Mercedes has been the benchmark since the start of Formula 1’s hybrid era and, astonishingly, six years into the regulatory cycle there remain circuits at which they remain unbeaten. Since 2014 the Silver Arrows have swept up at Suzuka, with Lewis Hamilton victorious on four occasions. It is an impressive record at a circuit that fully tests the capabilities of both man and machine. This year there is an added incentive for Mercedes as it can clinch both titles for a sixth straight season. It heads Ferrari by 161 points and if it finishes Sunday’s race 176 clear it will be assured of the Constructors’ crown, bringing it level with Ferrari’s 1999-2004 record streak. Similarly, if Lewis Hamilton leaves 104 points ahead of any of Charles Leclerc, Max Verstappen or Sebastian Vettel it mathematically means either he or Valtteri Bottas will bring home the Drivers’ title.

Is it Honda’s time to end long wait?

It has been 28 years since Honda savoured a triumph on home soil but this season surely represents its best chance in decades. In the early years of the hybrid era it endured humiliation at the venue which it owns but its progress, and switch to powering Red Bull, has propelled it into contention for victories at points this year. It has triumphed twice and is now among the big boys. It compromised its prospects in Russia, taking penalties to get fresher power units, and while the days of a ‘Suzuka special’ are long gone, it is a place where it can risk turning it up to 11 – with no title on the line – as it did in Austria. Win or bust and to hell with the rest of the season? Not quite, but this is an important weekend for Honda to demonstrate its progress to its home spectators, particularly with the board yet to commit officially beyond 2020.  

Can Ferrari keep a lid on driver tensions?

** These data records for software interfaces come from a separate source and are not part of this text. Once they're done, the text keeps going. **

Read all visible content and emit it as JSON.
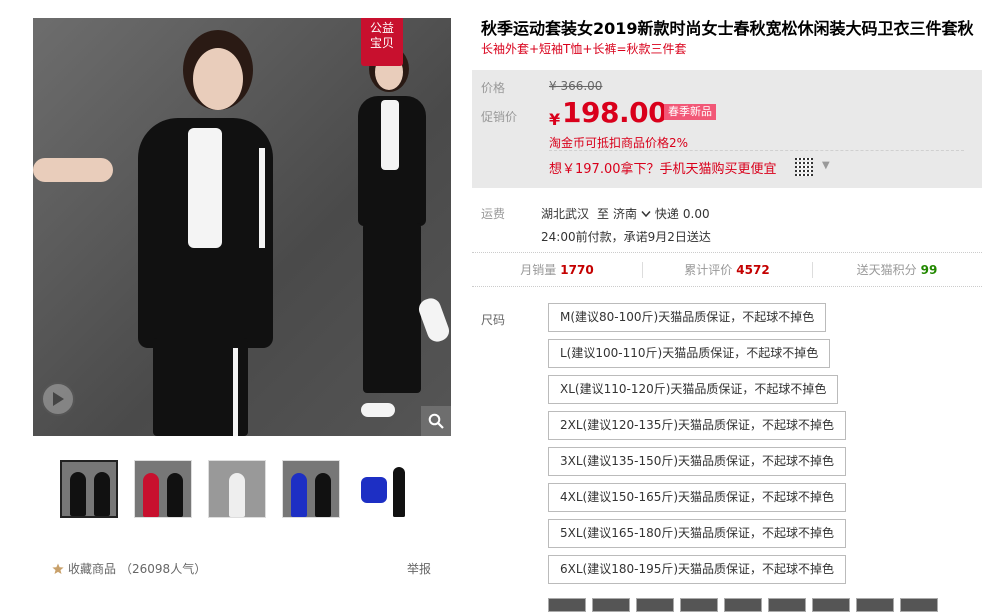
{
  "gallery": {
    "badge": [
      "公益",
      "宝贝"
    ],
    "thumbnail_count": 5,
    "favorite_label": "收藏商品",
    "favorite_count": "（26098人气）",
    "report_label": "举报",
    "icons": {
      "play": "play-icon",
      "zoom": "search-icon",
      "favorite": "star-icon"
    }
  },
  "product": {
    "title": "秋季运动套装女2019新款时尚女士春秋宽松休闲装大码卫衣三件套秋",
    "subtitle": "长袖外套+短袖T恤+长裤=秋款三件套"
  },
  "pricing": {
    "price_label": "价格",
    "original_price": "¥ 366.00",
    "promo_label": "促销价",
    "currency": "¥",
    "current_price": "198.00",
    "promo_tag": "春季新品",
    "coin_note": "淘金币可抵扣商品价格2%",
    "mobile_deal": "想￥197.00拿下？手机天猫购买更便宜",
    "icons": {
      "qr": "qr-code-icon",
      "chevron": "chevron-down-icon"
    }
  },
  "shipping": {
    "label": "运费",
    "origin": "湖北武汉",
    "to": "至",
    "destination": "济南",
    "method": "快递",
    "fee": "0.00",
    "promise": "24:00前付款，承诺9月2日送达"
  },
  "stats": [
    {
      "label": "月销量",
      "value": "1770"
    },
    {
      "label": "累计评价",
      "value": "4572"
    },
    {
      "label": "送天猫积分",
      "value": "99"
    }
  ],
  "sizes": {
    "label": "尺码",
    "options": [
      "M(建议80-100斤)天猫品质保证，不起球不掉色",
      "L(建议100-110斤)天猫品质保证，不起球不掉色",
      "XL(建议110-120斤)天猫品质保证，不起球不掉色",
      "2XL(建议120-135斤)天猫品质保证，不起球不掉色",
      "3XL(建议135-150斤)天猫品质保证，不起球不掉色",
      "4XL(建议150-165斤)天猫品质保证，不起球不掉色",
      "5XL(建议165-180斤)天猫品质保证，不起球不掉色",
      "6XL(建议180-195斤)天猫品质保证，不起球不掉色"
    ]
  },
  "colors": {
    "accent_red": "#d9001b",
    "badge_red": "#c8102e",
    "tag_pink": "#f25877",
    "points_green": "#228800",
    "price_bg": "#e9e9e9"
  }
}
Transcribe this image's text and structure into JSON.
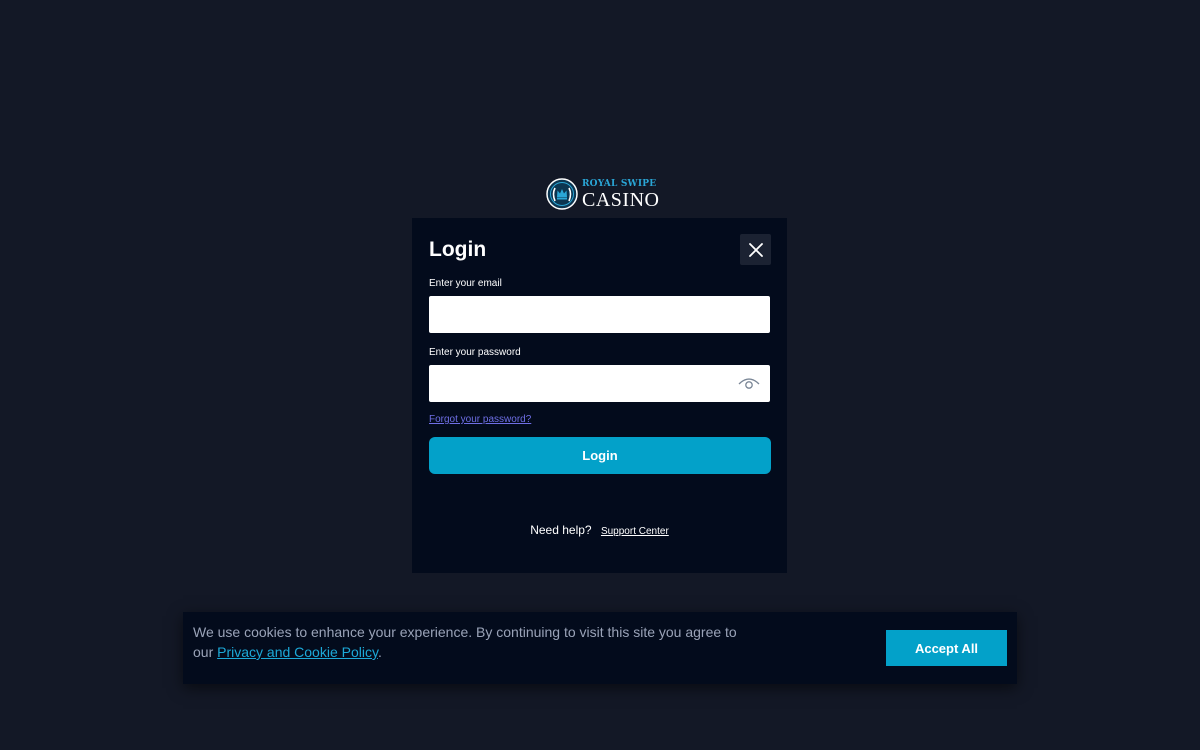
{
  "brand": {
    "logo_top": "ROYAL SWIPE",
    "logo_bottom": "CASINO",
    "accent_color": "#03a1c9"
  },
  "login_modal": {
    "title": "Login",
    "close_icon": "close-icon",
    "email_label": "Enter your email",
    "email_value": "",
    "password_label": "Enter your password",
    "password_value": "",
    "password_toggle_icon": "eye-icon",
    "forgot_link": "Forgot your password?",
    "submit_label": "Login",
    "help_text": "Need help?",
    "support_link": "Support Center"
  },
  "cookie_banner": {
    "text_before": "We use cookies to enhance your experience. By continuing to visit this site you agree to our ",
    "policy_link": "Privacy and Cookie Policy",
    "text_after": ".",
    "accept_label": "Accept All"
  }
}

What would you do if you were Mattia Binotto? The excellent engineer turned Team Principal, for the first time, faces a serious driver management quandary. It is clear that, if not well maintained, the relationship between Sebastian Vettel and Charles Leclerc is likely to sour further. Vettel was irate at Leclerc for the Monza Q3 antics, for which Leclerc was held accountable, while Leclerc was miffed but understanding about the outcome in Singapore. Vettel’s refusal to concede the lead in Russia – “I would have passed him anyway” – raised eyebrows and while a becalmed Leclerc re-captured the position, it was done through strategy, albeit later denied by Ferrari that this was its intention. Leclerc is the in-form man, particularly in qualifying, but Vettel insists he is still as fast in race trim. Vettel is the heavily-paid four-time champion, Leclerc the rapidly rising protégé marked out as Ferrari’s future. There are now two roosters in the hen house, so how do you placate both?

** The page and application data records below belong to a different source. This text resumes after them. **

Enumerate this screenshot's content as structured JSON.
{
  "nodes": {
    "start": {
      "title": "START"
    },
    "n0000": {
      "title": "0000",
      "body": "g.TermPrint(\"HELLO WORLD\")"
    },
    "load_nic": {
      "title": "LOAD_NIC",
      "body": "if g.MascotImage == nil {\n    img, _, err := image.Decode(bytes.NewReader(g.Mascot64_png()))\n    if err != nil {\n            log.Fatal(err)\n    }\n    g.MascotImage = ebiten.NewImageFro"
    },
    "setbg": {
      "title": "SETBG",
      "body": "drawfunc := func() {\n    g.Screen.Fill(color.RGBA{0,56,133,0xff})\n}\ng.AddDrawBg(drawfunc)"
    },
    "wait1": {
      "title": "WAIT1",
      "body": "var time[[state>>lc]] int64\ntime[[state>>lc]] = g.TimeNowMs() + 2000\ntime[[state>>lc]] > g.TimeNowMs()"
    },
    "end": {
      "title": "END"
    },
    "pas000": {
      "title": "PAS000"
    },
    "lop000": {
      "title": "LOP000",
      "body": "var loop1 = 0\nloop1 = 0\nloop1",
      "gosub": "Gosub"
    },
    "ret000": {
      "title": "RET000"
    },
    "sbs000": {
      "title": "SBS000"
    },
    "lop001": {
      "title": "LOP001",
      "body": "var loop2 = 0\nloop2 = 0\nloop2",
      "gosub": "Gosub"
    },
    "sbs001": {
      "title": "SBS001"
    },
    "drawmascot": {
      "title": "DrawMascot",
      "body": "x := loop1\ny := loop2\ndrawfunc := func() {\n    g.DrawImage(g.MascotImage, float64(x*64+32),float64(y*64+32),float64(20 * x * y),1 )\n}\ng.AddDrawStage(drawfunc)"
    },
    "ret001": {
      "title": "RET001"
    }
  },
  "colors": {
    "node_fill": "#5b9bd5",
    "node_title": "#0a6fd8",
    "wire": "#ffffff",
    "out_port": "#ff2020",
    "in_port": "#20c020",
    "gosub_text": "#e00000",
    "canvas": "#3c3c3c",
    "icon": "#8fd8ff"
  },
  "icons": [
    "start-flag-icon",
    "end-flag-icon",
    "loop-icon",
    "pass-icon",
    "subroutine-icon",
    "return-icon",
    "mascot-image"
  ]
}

Can Racing Point keep racing for points?

This year has been a rebuilding one for Racing Point (nee Force India) in the wake of its mid-2018 takeover that prompted compromises with its early 2019 package. Having begun the year with a basic car it understandably struggled to fight for the top 10, scoring just two points in a six-race spell through the spring. But it introduced a three-part upgrade package across Germany, Hungary and Singapore, and since then has been back in the mix. Sergio Perez has scored a sixth and two sevenths, while Lance Stroll can consider himself unfortunate not to have added to his tally. Saturday pace remains a relative weakness but Sunday speed has now improved to the extent that Racing Point is back in contention to fight Renault and McLaren. It surely now has eyes on Toro Rosso’s sixth place which, given all that has happened, and the improvements made by its opponents, would represent a fine finishing position.

Can Raikkonen get out of current slump?

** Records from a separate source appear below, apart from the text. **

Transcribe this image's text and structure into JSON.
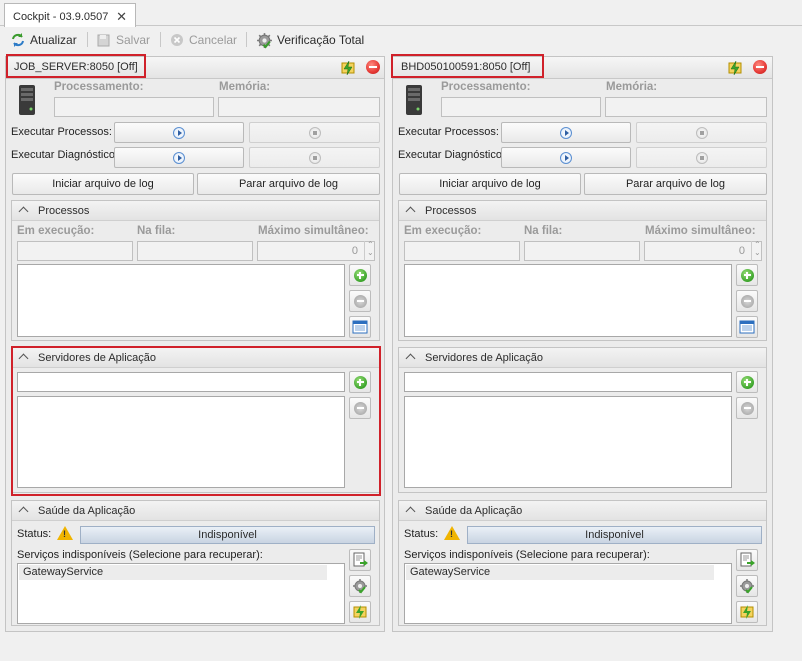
{
  "tab": {
    "title": "Cockpit - 03.9.0507",
    "close": "✕"
  },
  "toolbar": {
    "refresh": "Atualizar",
    "save": "Salvar",
    "cancel": "Cancelar",
    "check": "Verificação Total"
  },
  "servers": [
    {
      "name": "JOB_SERVER:8050 [Off]",
      "processing_label": "Processamento:",
      "memory_label": "Memória:",
      "run_processes": "Executar Processos:",
      "run_diagnostics": "Executar Diagnóstico:",
      "start_log": "Iniciar arquivo de log",
      "stop_log": "Parar arquivo de log",
      "processes": {
        "title": "Processos",
        "running": "Em execução:",
        "queued": "Na fila:",
        "max": "Máximo simultâneo:",
        "max_value": "0"
      },
      "app_servers": {
        "title": "Servidores de Aplicação"
      },
      "health": {
        "title": "Saúde da Aplicação",
        "status_label": "Status:",
        "status_value": "Indisponível",
        "services_label": "Serviços indisponíveis (Selecione para recuperar):",
        "services": [
          "GatewayService"
        ]
      }
    },
    {
      "name": "BHD050100591:8050 [Off]",
      "processing_label": "Processamento:",
      "memory_label": "Memória:",
      "run_processes": "Executar Processos:",
      "run_diagnostics": "Executar Diagnóstico:",
      "start_log": "Iniciar arquivo de log",
      "stop_log": "Parar arquivo de log",
      "processes": {
        "title": "Processos",
        "running": "Em execução:",
        "queued": "Na fila:",
        "max": "Máximo simultâneo:",
        "max_value": "0"
      },
      "app_servers": {
        "title": "Servidores de Aplicação"
      },
      "health": {
        "title": "Saúde da Aplicação",
        "status_label": "Status:",
        "status_value": "Indisponível",
        "services_label": "Serviços indisponíveis (Selecione para recuperar):",
        "services": [
          "GatewayService"
        ]
      }
    }
  ],
  "colors": {
    "highlight": "#d0212a",
    "status_bar": "#c9d4e2",
    "warning": "#f0b400"
  },
  "icons": [
    "refresh-icon",
    "save-icon",
    "cancel-icon",
    "gear-check-icon",
    "server-icon",
    "lightning-icon",
    "stop-icon",
    "play-icon",
    "add-icon",
    "remove-icon",
    "list-icon",
    "warning-icon"
  ]
}
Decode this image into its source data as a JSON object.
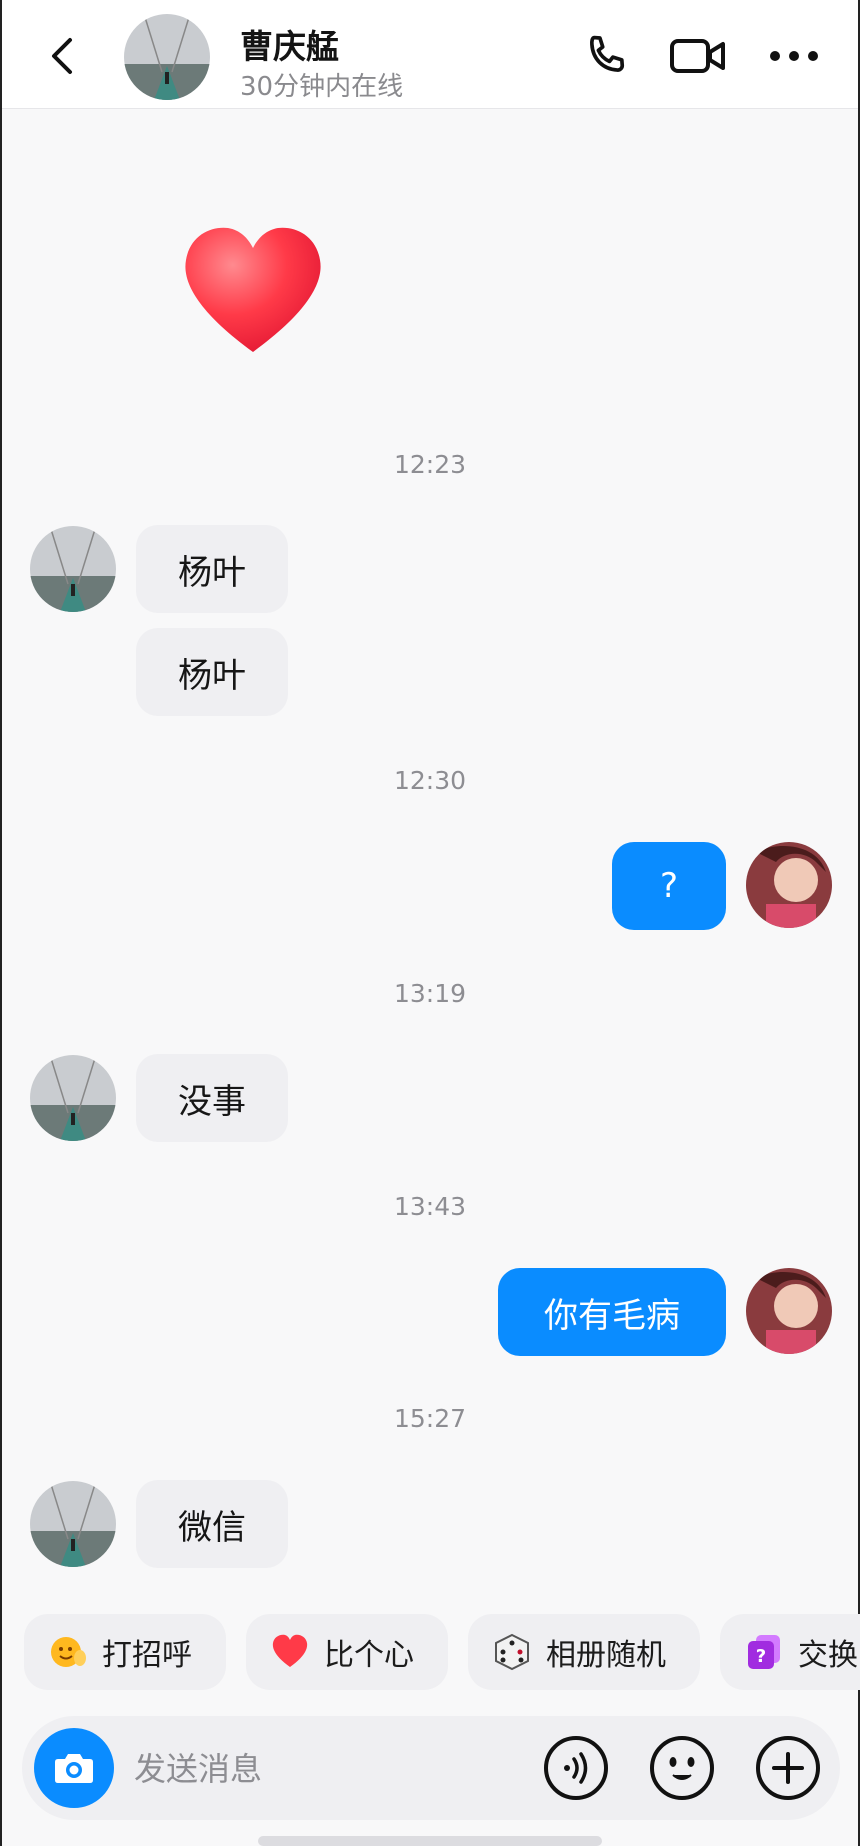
{
  "header": {
    "contact_name": "曹庆艋",
    "status": "30分钟内在线"
  },
  "messages": {
    "times": [
      "12:23",
      "12:30",
      "13:19",
      "13:43",
      "15:27"
    ],
    "m1": "杨叶",
    "m2": "杨叶",
    "m3": "?",
    "m4": "没事",
    "m5": "你有毛病",
    "m6": "微信"
  },
  "chips": [
    {
      "label": "打招呼",
      "icon": "wave-emoji-icon"
    },
    {
      "label": "比个心",
      "icon": "heart-icon"
    },
    {
      "label": "相册随机",
      "icon": "dice-icon"
    },
    {
      "label": "交换",
      "icon": "question-card-icon"
    }
  ],
  "input": {
    "placeholder": "发送消息"
  },
  "colors": {
    "accent": "#0a8cff",
    "bubble_in": "#efeff2",
    "heart": "#ff3b4e"
  }
}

While Racing Point has progressed, Alfa Romeo has comparatively regressed, with Kimi Raikkonen point-less in four races. Whereas once he led the closely-contested midfield he is now down in P14, albeit just four points behind Lando Norris in P9. Alfa Romeo has suffered for pace recently but equally Raikkonen has made more errors than usual. Two crashes in Italy blighted a thoroughly languid weekend while in Singapore he clashed with Daniil Kvyat, and in Russia a scruffy Q2 effort and jump start skewered what little points prospects he had. A season that began in fine fashion, with points at each of the opening four events, is at risk of fizzling out in disappointment.